A further worry is the increased risk of inflation in a scenario in which a central bank prints money. Above all, the ECB’s core legal mandate is to keep inflation “below but close to” 2 per cent. It will not waver from that, even if it means increasing interest rates while a financial crisis is in full swing.

Critics argue, however, that the debt debacle may now be reaching a stage at which building an overwhelming wall of money might be necessary. There are fears that Italy would overwhelm the current bailout fund if it needed rescue aid. The crisis could still to go out of control.


Ireland has benefited hugely from ECB aid to the domestic banking sector, whose reliance on its emergency loans now amounts to €180 billion. It was at the ECB’s insistence, however, that the Government repaid some €700 million to the holders of senior unsecured unguaranteed bonds in the former Anglo Irish Bank.

In spite of expectations in diplomatic circles that the ECB might waver, it still frets that burning senior bondholders in euro-zone banks would undermine confidence in the banking system. The late Brian Lenihan criticised senior ECB figures for bouncing Ireland into its bailout last year, but Trichet dismissed that.


Trichet, a Frenchman, dominated the ECB for eight years before his retirement last week. His successor, Mario Draghi, is Italian.

Draghi’s true form remains to be seen, but his decision to back an interest-rate cut at his first meeting last week was seen as a demonstration of his pragmatic streak. The new man is not expected to be much different from Trichet, although it is said he may be less dogmatic.

The ECB chief presides over the bank’s governing council, which is made up of the central-bank governors of the 17 euro-zone countries and a five-man executive board. The governors meet twice a month, once to set interest rates. Conference calls outside this schedule are frequent. The governors meet high up in the ECB’s 36-storey headquarters in Frankfurt. Exchanges can be robust, although shouting matches are not the norm.

The former German Bundestag chief Axel Weber repeatedly took public issue with the bond-buying campaign, souring his relations with Trichet. He was not alone in his reservations, but a consensus of governors prevailed. Weber could be quite unpleasant in debate, it is understood. He had been hot favourite to succeed Trichet, but he abruptly left the Bundesbank – and therefore the ECB – earlier this year. He was succeeded by Jürgen Stark, who remains close to Trichet.

All told, about 1,500 people work at the ECB. Between 100 and 200 of those are engaged in the battle against the debt crisis. It is stressful, around-the-clock work. Some senior people are known to take only four hours’ sleep per night.
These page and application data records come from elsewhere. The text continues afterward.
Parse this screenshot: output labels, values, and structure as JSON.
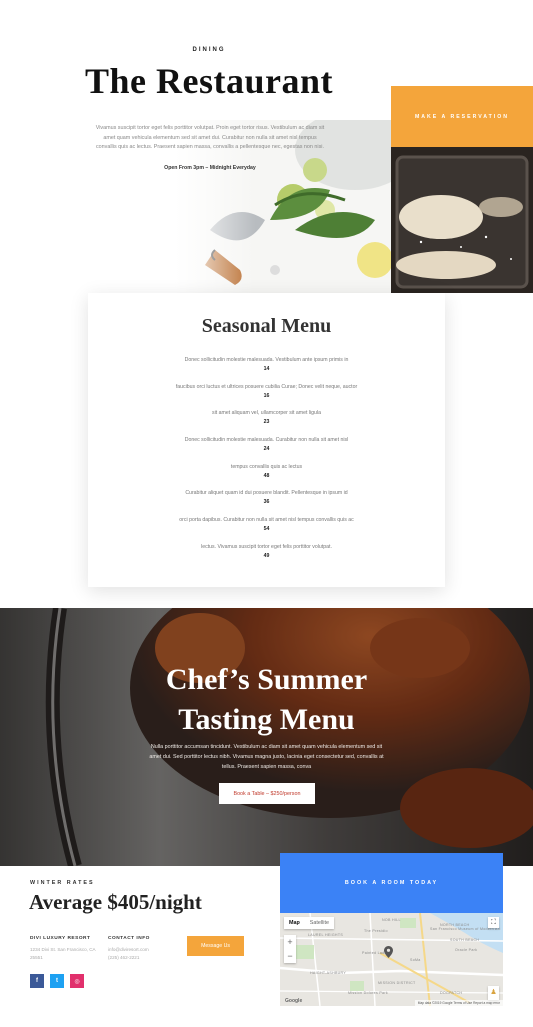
{
  "hero": {
    "eyebrow": "DINING",
    "title": "The Restaurant",
    "description": "Vivamus suscipit tortor eget felis porttitor volutpat. Proin eget tortor risus. Vestibulum ac diam sit amet quam vehicula elementum sed sit amet dui. Curabitur non nulla sit amet nisl tempus convallis quis ac lectus. Praesent sapien massa, convallis a pellentesque nec, egestas non nisi.",
    "hours": "Open From 3pm – Midnight Everyday",
    "reservation_label": "MAKE A RESERVATION",
    "accent_color": "#f4a53b"
  },
  "menu": {
    "title": "Seasonal Menu",
    "items": [
      {
        "desc": "Donec sollicitudin molestie malesuada. Vestibulum ante ipsum primis in",
        "price": "14"
      },
      {
        "desc": "faucibus orci luctus et ultrices posuere cubilia Curae; Donec velit neque, auctor",
        "price": "16"
      },
      {
        "desc": "sit amet aliquam vel, ullamcorper sit amet ligula",
        "price": "23"
      },
      {
        "desc": "Donec sollicitudin molestie malesuada. Curabitur non nulla sit amet nisl",
        "price": "24"
      },
      {
        "desc": "tempus convallis quis ac lectus",
        "price": "48"
      },
      {
        "desc": "Curabitur aliquet quam id dui posuere blandit. Pellentesque in ipsum id",
        "price": "36"
      },
      {
        "desc": "orci porta dapibus. Curabitur non nulla sit amet nisl tempus convallis quis ac",
        "price": "54"
      },
      {
        "desc": "lectus. Vivamus suscipit tortor eget felis porttitor volutpat.",
        "price": "49"
      }
    ]
  },
  "chef": {
    "title_line1": "Chef’s Summer",
    "title_line2": "Tasting Menu",
    "description": "Nulla porttitor accumsan tincidunt. Vestibulum ac diam sit amet quam vehicula elementum sed sit amet dui. Sed porttitor lectus nibh. Vivamus magna justo, lacinia eget consectetur sed, convallis at tellus. Praesent sapien massa, conva",
    "button_label": "Book a Table – $250/person",
    "button_text_color": "#c0392b"
  },
  "footer": {
    "winter_label": "WINTER RATES",
    "price_heading": "Average $405/night",
    "resort_label": "DIVI LUXURY RESORT",
    "resort_address": "1234 Divi St. San Francisco, CA 25551",
    "contact_label": "CONTACT INFO",
    "contact_email": "info@diviresort.com",
    "contact_phone": "(225) 462-2221",
    "message_label": "Message Us",
    "book_room_label": "BOOK A ROOM TODAY",
    "book_room_color": "#3b82f6",
    "social": [
      {
        "name": "facebook-icon",
        "glyph": "f",
        "color": "#3b5998"
      },
      {
        "name": "twitter-icon",
        "glyph": "t",
        "color": "#1da1f2"
      },
      {
        "name": "instagram-icon",
        "glyph": "◎",
        "color": "#e1306c"
      }
    ]
  },
  "map": {
    "type_map": "Map",
    "type_satellite": "Satellite",
    "zoom_in": "+",
    "zoom_out": "−",
    "fullscreen_icon": "⛶",
    "attribution": "Map data ©2019 Google   Terms of Use   Report a map error",
    "google": "Google",
    "labels": [
      "NOB HILL",
      "NORTH BEACH",
      "LAUREL HEIGHTS",
      "The Presidio",
      "Painted Ladies",
      "SoMa",
      "HAIGHT-ASHBURY",
      "SOUTH BEACH",
      "Oracle Park",
      "MISSION DISTRICT",
      "Mission Dolores Park",
      "DOGPATCH",
      "San Francisco Museum of Modern Art"
    ]
  }
}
Crisis manager: The ECB moves centre stage

June 1998The ECB is established, six months before the exchange rates of EU currencies are fixed in 11 countries.

January 2001Greece becomes the 12th country to join the euro.
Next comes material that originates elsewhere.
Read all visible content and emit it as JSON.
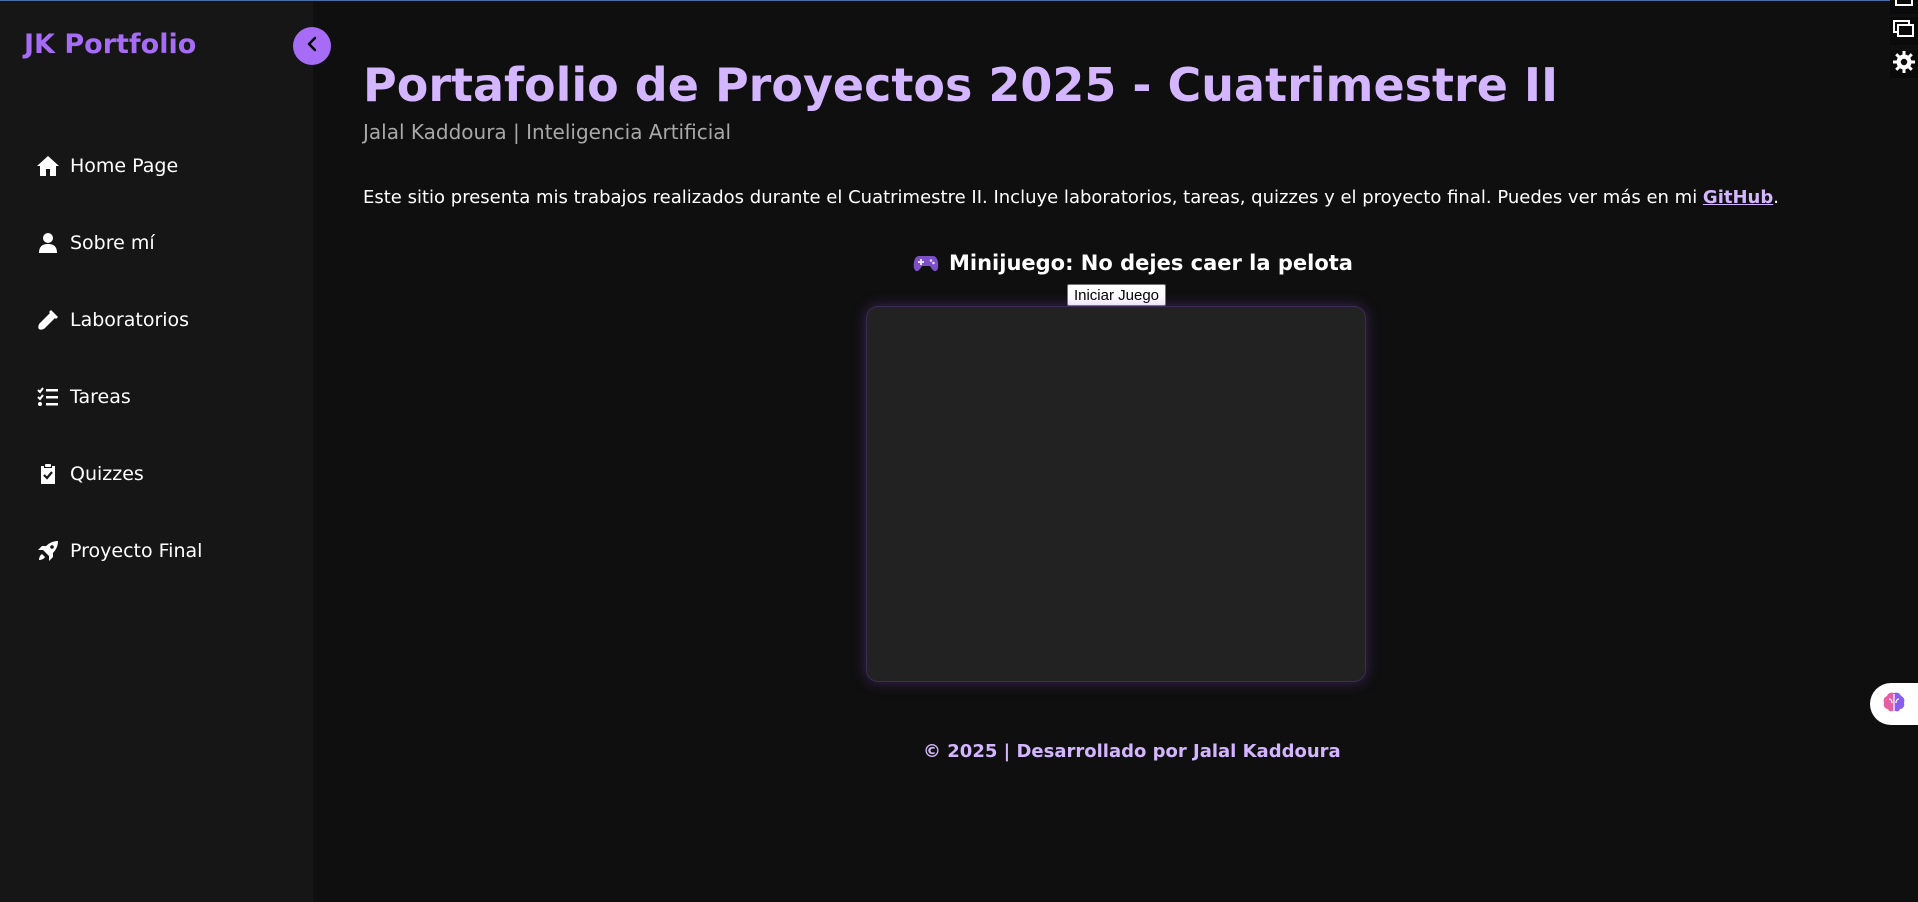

January 2002Euro cash is circulated.

August 2007The credit crunch rocks banks and the ECB provides emergency loans.

September 2008Lehman Brothers collapses and the ECB floods the banking system with loans.

October 2009Greece says its budget deficit will be more than double the forecast, setting off the debt crisis.

May 2010The Greek bailout is agreed. The ECB starts buying sovereign bonds. Interventions in succeeding months are limited to Greece, Ireland and Portugal.

October 2010Angela Merkel and Nicolas Sarkozy declare in Deauville that private investors must contribute to future bailouts.

November 2010The Irish bailout is agreed. The ECB blocks efforts to burn senior bank bondholders as part of the deal.

February 2011German Bundesbank chief Axel Weber resigns after opposing the ECB’s bond-buying campaign.

March 2011A deal is made to create a permanent bailout fund.

May 2011A Portuguese bailout is agreed.

July 2011A second Greek bailout is agreed. In defiance of Trichet, it includes a 21 per cent haircut, or loss, for private investors.

August 2011The crisis intensifies and the ECB starts buying Italian and Spanish bonds.

October 2011A further Greek bailout deal involves a 50 per cent bond haircut.

November 2011Mario Draghi takes over from Jean-Claude Trichet as ECB president.